Lamchey was once a chiwog like any other in Dagana with fertile land. Today, though, most of it is under river Wangchhu.

The old farm road to Lamchey still exists. There are electric poles along this road that connects power to other areas in Lhamoizingkha. The Manitar-Lhamoizingkha highway is just five-minute’s drive away.

Lamchey wears a deserted look.

Aita Singh Subba, 75, is one of the oldest residents of Lamchey has resettled in another place.

“My land was washed away by the river,” he said. “Today, I can’t even recognise where my land was.”

Aita Singh Subba said he was among the lucky few to receive land Kidu.
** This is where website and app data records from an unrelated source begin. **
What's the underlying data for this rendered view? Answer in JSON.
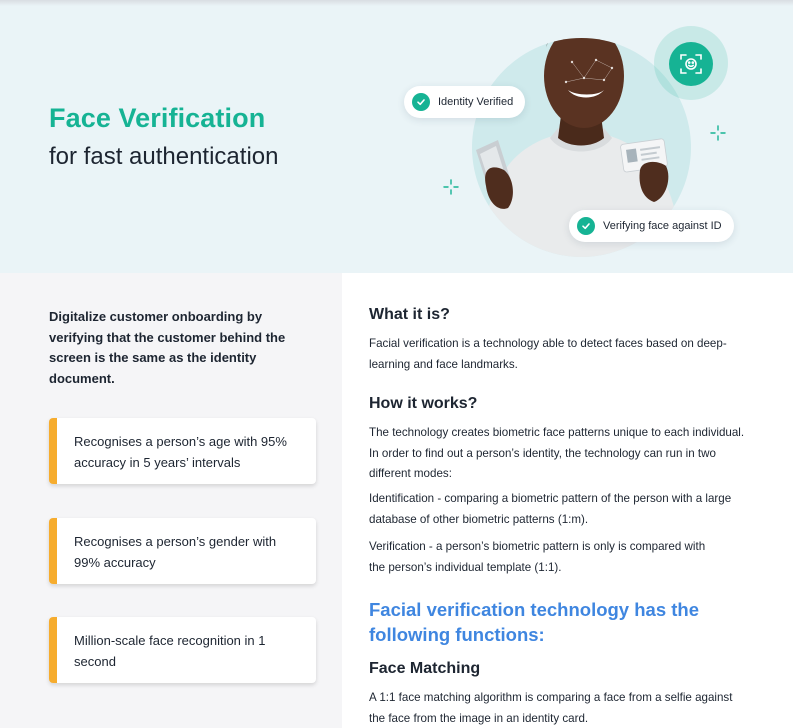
{
  "hero": {
    "title": "Face Verification",
    "subtitle": "for fast authentication",
    "badge_identity": "Identity Verified",
    "badge_verifying": "Verifying face against ID",
    "accent_color": "#16b394",
    "scan_icon": "face-scan-icon"
  },
  "left": {
    "intro": "Digitalize customer onboarding by verifying that the customer behind the screen is the same as the identity document.",
    "cards": [
      {
        "text": "Recognises a person’s age with 95% accuracy in 5 years’ intervals"
      },
      {
        "text": "Recognises a person’s gender with 99% accuracy"
      },
      {
        "text": "Million-scale face recognition in 1 second"
      }
    ],
    "card_accent_color": "#f6ac2e"
  },
  "right": {
    "what_heading": "What it is?",
    "what_text": "Facial verification is a technology able to detect faces based on deep-learning and face landmarks.",
    "how_heading": "How it works?",
    "how_text": "The technology creates biometric face patterns unique to each individual. In order to find out a person’s identity, the technology can run in two different modes:",
    "identification_text": "Identification - comparing a biometric pattern of the person with a large database of other biometric patterns (1:m).",
    "verification_text": "Verification - a person’s biometric pattern is only is compared with the person’s individual template (1:1).",
    "functions_heading": "Facial verification technology has the following functions:",
    "functions_color": "#3f86e0",
    "face_matching_heading": "Face Matching",
    "face_matching_text": "A 1:1 face matching algorithm is comparing a face from a selfie against the face from the image in an identity card."
  }
}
Lamchey is, he said, an example of the river eating into private land. As the Wangchhu eventually ate into the people’s lands, nobody wanted to settle there.

About 18 households from Lamchey are also expecting land replacement in Devitar, another village in Lhamooizingkha.

Kaluram Gurung is one of them.

“My land was washed away by the river,” said Kaluram Gurung.

It was not only Wangchhu that eroded private land in Lamchey. A stream called Romphu that swelled in summer and dried in the winter too causes myriad problems for the residents.

Today there are only about five households in Lamchey whose land is unaffected by the river. Replacement is not an option for them.

JB Tamang has more than nine acres of land at Lamchey. He lives in Sipsuni today.

“I bought the land in another village to facilitate education of my children,” he said. “Today, I am living here.”

Although JB Tamang wants to go back to his land in Lamchey someday, he is well aware of the difficulties.

“There are wild animals,” JB Tamang said. Human-wildlife conflict is a major problem.

“One time it was the wild boars that demotivated the resettlement aspirants and the elephants the other time,” he said.

Lhamoizingkha Gup Surja Limbu said resettlement for the households whose land is not eroded by the river could be difficult.

Rajesh Rai | Lhamoizingkha